When you look at our cure, you have to conclude we have a major sickness. In the story of the unforgiving servant (Matthew 18:21–35), the King, representing God, forgives the servant 10,000 talents of debt. A day-labourer, I am told, might pay that in 20 years, if he spent money on nothing else. Jesus is using exaggerated figures to make a point: God has given you a mind-blowing forgiveness, now go and forgive your fellow servant likewise. Continue reading Be Forgiven, You Vanquished, Conquered Warrior→
I remember hearing a sad lament from a deacon, recently appointed to deacon ministry. When this eager new deacon asked a friend in church to go for coffee, the friend got suspicious and asked, “Are you asking because you’re my friend or because you’re a deacon?”
Isn’t it wonderful that we live in Canada that’s so in love with Jesus! It makes it so much easier to be a Christ-follower. These days I can basically become like Jesus by drinking Canadian craft beer.
A Bible study leader will often say “in order to understand this verse I need to tell you about the background to this passage.” The leader then describes pagan religion in Ephesus, or farming practices in Palestine, or shame and honour in the Roman empire, and everyone comes to a better understanding of the passage. This is important. If I am reading the apostle John as if he were some white guy sitting in a cubicle in Saskatoon, I am going to seriously misunderstand his gospel. Continue reading The Limits of Bible Background→
Have we perhaps tamed Christ’s teaching on leadership? Christ is a member of the Triune God, the One by whom and for whom all things were made. Yet in a surprising move he decided that the best way display of that divine glory in human life was a slave, destined for a slave’s execution. Continue reading Following a Slave to Heaven→
Christians have a complicated relationship with the law of Moses.
As far as we can tell, Jesus and Paul kept Moses’ law faithfully all their lives. For them this was part of how they lived their Christian lives. But in passages like 1 Cor. 15:56 and Rom. 7:5 the law is described as arousing sinfulness, goading it in almost demonic fashion. Continue reading A Cornered Cat or Hungry for Honey?→
There is a lot of discussion about hell in Christian circles today. A big difference is made when we decide whether hell is an arbitrary punishment that God designs to make bad people suffer, or the natural consequence of choices we make here in this life. Try this analogy. It helps me think about hell.Continue reading Hell and Highwater→
Imagine you awoke to find yourself sitting in a meadow. You have no recollection of how you got there. You have no memory of life before this awakening. You get up and walk about, stretching these odd limbs you discover can support you.
Curious, you try to understand something of this place you have been plunked down in and how you got here. You meet other creatures like yourself, and discover that they too awakened with no memory of how they got there.
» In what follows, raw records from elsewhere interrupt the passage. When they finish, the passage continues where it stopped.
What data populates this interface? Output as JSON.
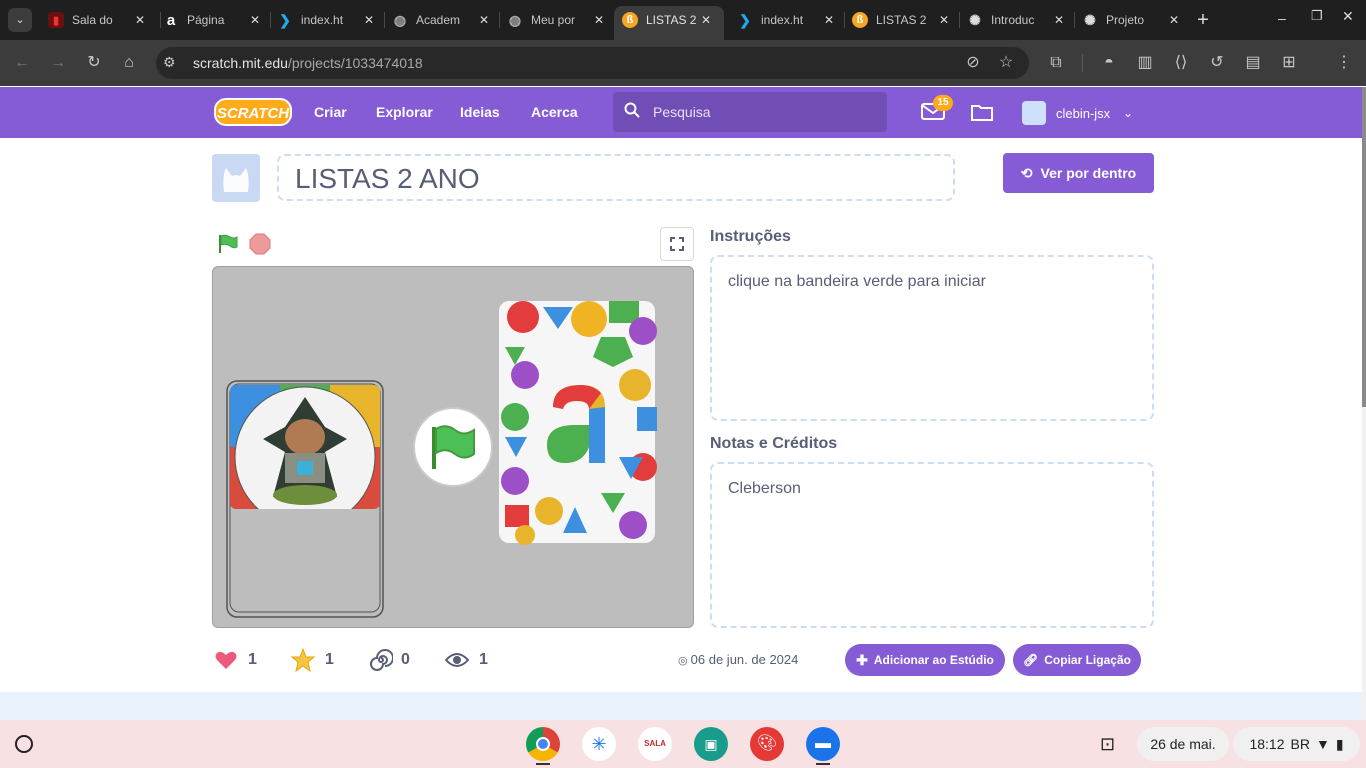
{
  "browser": {
    "tabs": [
      {
        "title": "Sala do",
        "icon": "red-square-icon",
        "active": false
      },
      {
        "title": "Página",
        "icon": "a-logo-icon",
        "active": false
      },
      {
        "title": "index.ht",
        "icon": "vscode-icon",
        "active": false
      },
      {
        "title": "Academ",
        "icon": "globe-icon",
        "active": false
      },
      {
        "title": "Meu por",
        "icon": "globe-icon",
        "active": false
      },
      {
        "title": "LISTAS 2",
        "icon": "scratch-icon",
        "active": true
      },
      {
        "title": "index.ht",
        "icon": "vscode-icon",
        "active": false
      },
      {
        "title": "LISTAS 2",
        "icon": "scratch-icon",
        "active": false
      },
      {
        "title": "Introduc",
        "icon": "openai-icon",
        "active": false
      },
      {
        "title": "Projeto",
        "icon": "openai-icon",
        "active": false
      }
    ],
    "url_host": "scratch.mit.edu",
    "url_path": "/projects/1033474018"
  },
  "nav": {
    "logo": "SCRATCH",
    "links": [
      "Criar",
      "Explorar",
      "Ideias",
      "Acerca"
    ],
    "search_placeholder": "Pesquisa",
    "messages_count": "15",
    "username": "clebin-jsx"
  },
  "project": {
    "title": "LISTAS 2 ANO",
    "see_inside": "Ver por dentro",
    "instructions_label": "Instruções",
    "instructions": "clique na bandeira verde para iniciar",
    "notes_label": "Notas e Créditos",
    "notes": "Cleberson",
    "stats": {
      "loves": "1",
      "favorites": "1",
      "remixes": "0",
      "views": "1"
    },
    "date": "06 de jun. de 2024",
    "add_studio": "Adicionar ao Estúdio",
    "copy_link": "Copiar Ligação"
  },
  "shelf": {
    "date": "26 de mai.",
    "time": "18:12",
    "locale": "BR"
  },
  "colors": {
    "scratch_purple": "#855cd6",
    "chrome_dark": "#1f1f1f",
    "toolbar": "#3c3c3c",
    "shelf_bg": "#f7e1e3"
  }
}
There is really no need to imagine this. This is how each of us enters the world. Sometime around the age of two or three we begin to awaken to the world we are in. Coming to life, to be me, is not something any of us remember; it is shrouded in mist. We are told about conception and birth, but that only pushes back the mystery. It does not explain it.
We all wake up in life and find ourselves already living, already loving, already going somewhere. Someday our lives will recede back into the mists from which we came. But in this brief moment of our days we sit blinking in the meadow.
What this fact does is stir in us the gasp of simply being that is basic to being a human. We can offer no account or explanation of how we emerged from nothingness to be these people.Down deep at the bottom of our existence we discover that we receive ourselves rather than make ourselves.
My life is a gift to me I did not even pray for. No one asked me whether I preferred to be or not to be. I was simply plunked into a meadow, and there I woke, staring about in astonishment.
This is the basic question humans can ask: why is there something rather than nothing? The Christian tradition has always seen a great coherence between this un-explainableness of life and the fact that God is the creator who has no need for this creation. God is infinitely transcendent to creation. Creation is not bound to God by some logic other than love. Thus creation on its own terms cannot be explained.
God created the world not because some logic or law forced him, or because creation would fill up something missing in his being. There is no earthly explanation for why God created the world other than to say for the love of it. We exist because God enjoys the fact that people such as us should exist.
Cameron McKenzie has a signature to his emails that says, “When God is forgotten, the creature itself grows unintelligible” (John Paul II). When we no longer believe in a transcendent, personal God who loves the world and creates for the sheer love of it, the wonder of being human is deflated and our fellow humans no longer seem marvellous and fascinating. These objects, once called persons, now become just more matter to be manipulated and dominated at our own will.
Let God be exalted, magnificent, and infinitely perfect in our imaginations and confession.
“What are human beings that you are mindful of them, mortals that you care for them? Yet you have made them a little lower than God and crowned them with glory and honour” (Psalm 8:4-5).
A publication of the Evangelical Mennonite Conference